YOUR ASSIGNMENT: Which lines below hold the word "part"? Copy all of them.

SUPPLIED ENTRIES:
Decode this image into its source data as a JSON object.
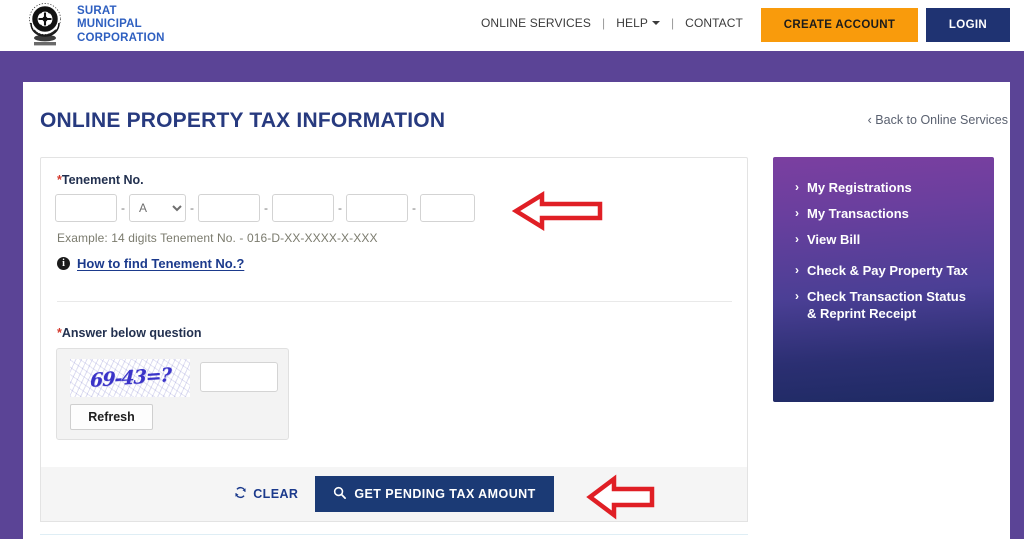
{
  "header": {
    "brand": {
      "line1": "SURAT",
      "line2": "MUNICIPAL",
      "line3": "CORPORATION",
      "emblem_icon": "surat-municipal-corporation-emblem"
    },
    "nav": [
      {
        "label": "ONLINE SERVICES",
        "has_caret": false
      },
      {
        "label": "HELP",
        "has_caret": true
      },
      {
        "label": "CONTACT",
        "has_caret": false
      }
    ],
    "separator": "|",
    "create_account_label": "CREATE ACCOUNT",
    "login_label": "LOGIN",
    "colors": {
      "create_account_bg": "#f99b0c",
      "login_bg": "#1f3372",
      "brand_text": "#2e5fc0",
      "band": "#5b4496"
    }
  },
  "page": {
    "title": "ONLINE PROPERTY TAX INFORMATION",
    "back_link": "‹ Back to Online Services"
  },
  "form": {
    "tenement_label": "Tenement No.",
    "required_star": "*",
    "fields": [
      {
        "type": "text",
        "value": "",
        "name": "tenement-part-1"
      },
      {
        "type": "select",
        "value": "A",
        "name": "tenement-part-2"
      },
      {
        "type": "text",
        "value": "",
        "name": "tenement-part-3"
      },
      {
        "type": "text",
        "value": "",
        "name": "tenement-part-4"
      },
      {
        "type": "text",
        "value": "",
        "name": "tenement-part-5"
      },
      {
        "type": "text",
        "value": "",
        "name": "tenement-part-6"
      }
    ],
    "separator": "-",
    "example_text": "Example: 14 digits Tenement No. - 016-D-XX-XXXX-X-XXX",
    "how_to_link": "How to find Tenement No.?",
    "info_icon": "info-icon"
  },
  "captcha": {
    "label": "Answer below question",
    "question": "69-43=?",
    "answer_value": "",
    "refresh_label": "Refresh"
  },
  "actions": {
    "clear_label": "CLEAR",
    "clear_icon": "refresh-cycle-icon",
    "get_label": "GET PENDING TAX AMOUNT",
    "get_icon": "search-icon",
    "get_button_bg": "#1b3a75"
  },
  "sidebar": {
    "chevron": "›",
    "items": [
      {
        "label": "My Registrations",
        "spaced": false
      },
      {
        "label": "My Transactions",
        "spaced": false
      },
      {
        "label": "View Bill",
        "spaced": false
      },
      {
        "label": "Check & Pay Property Tax",
        "spaced": true
      },
      {
        "label": "Check Transaction Status & Reprint Receipt",
        "spaced": false
      }
    ],
    "gradient_from": "#7b3fa0",
    "gradient_to": "#1e2a63"
  },
  "annotations": [
    {
      "name": "arrow-pointing-to-tenement-fields",
      "color": "#e01f25",
      "direction": "left"
    },
    {
      "name": "arrow-pointing-to-get-pending-tax-button",
      "color": "#e01f25",
      "direction": "left"
    }
  ]
}
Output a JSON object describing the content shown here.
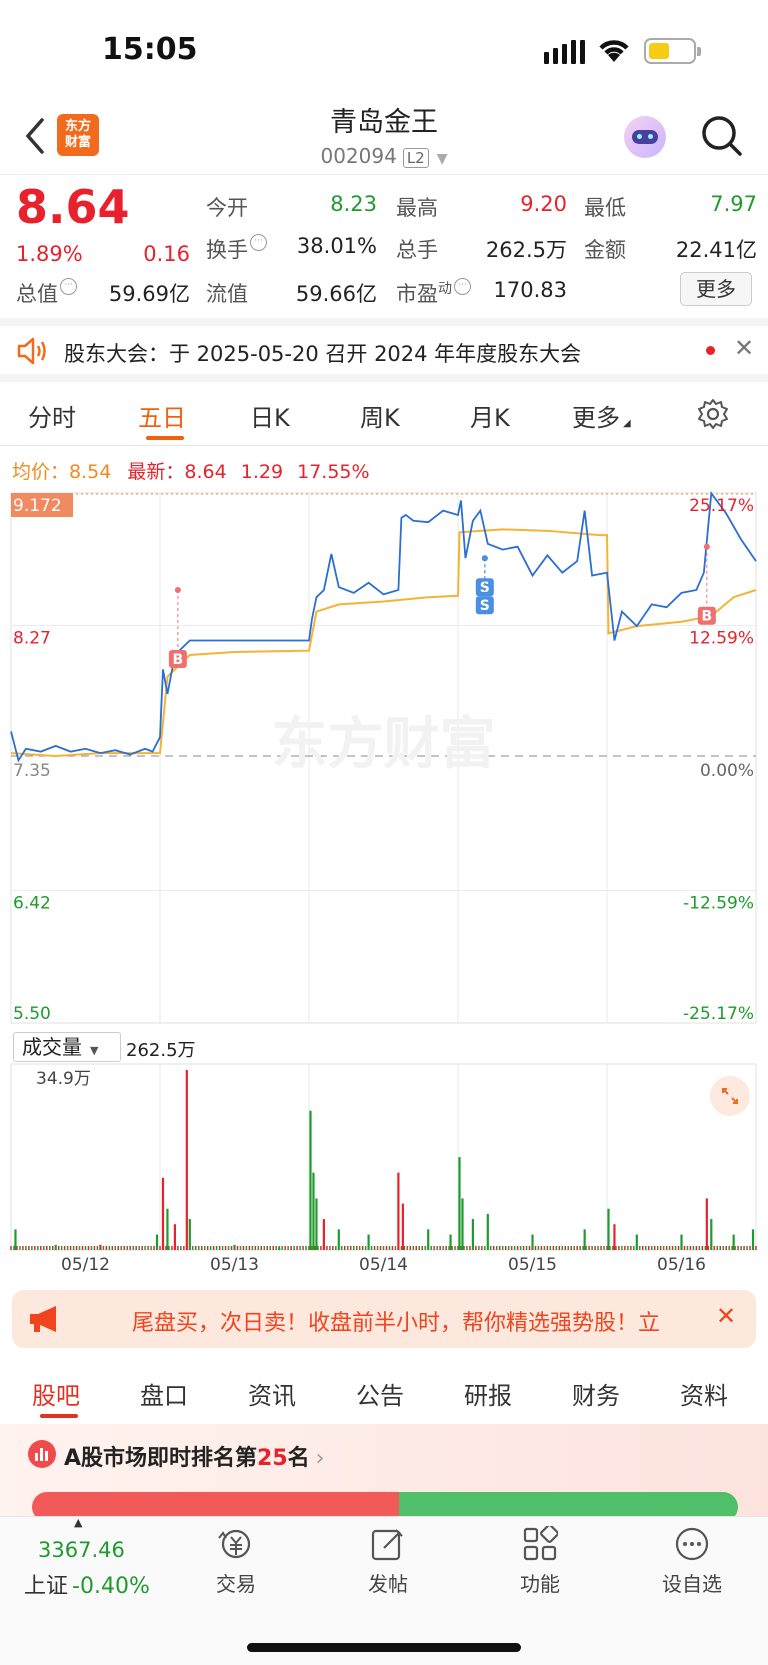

OUTPUT FOR THIS EXERCISE:
        "name": "tenement-part-1"
        "name": "tenement-part-2"
        "name": "tenement-part-3"
        "name": "tenement-part-4"
        "name": "tenement-part-5"
        "name": "tenement-part-6"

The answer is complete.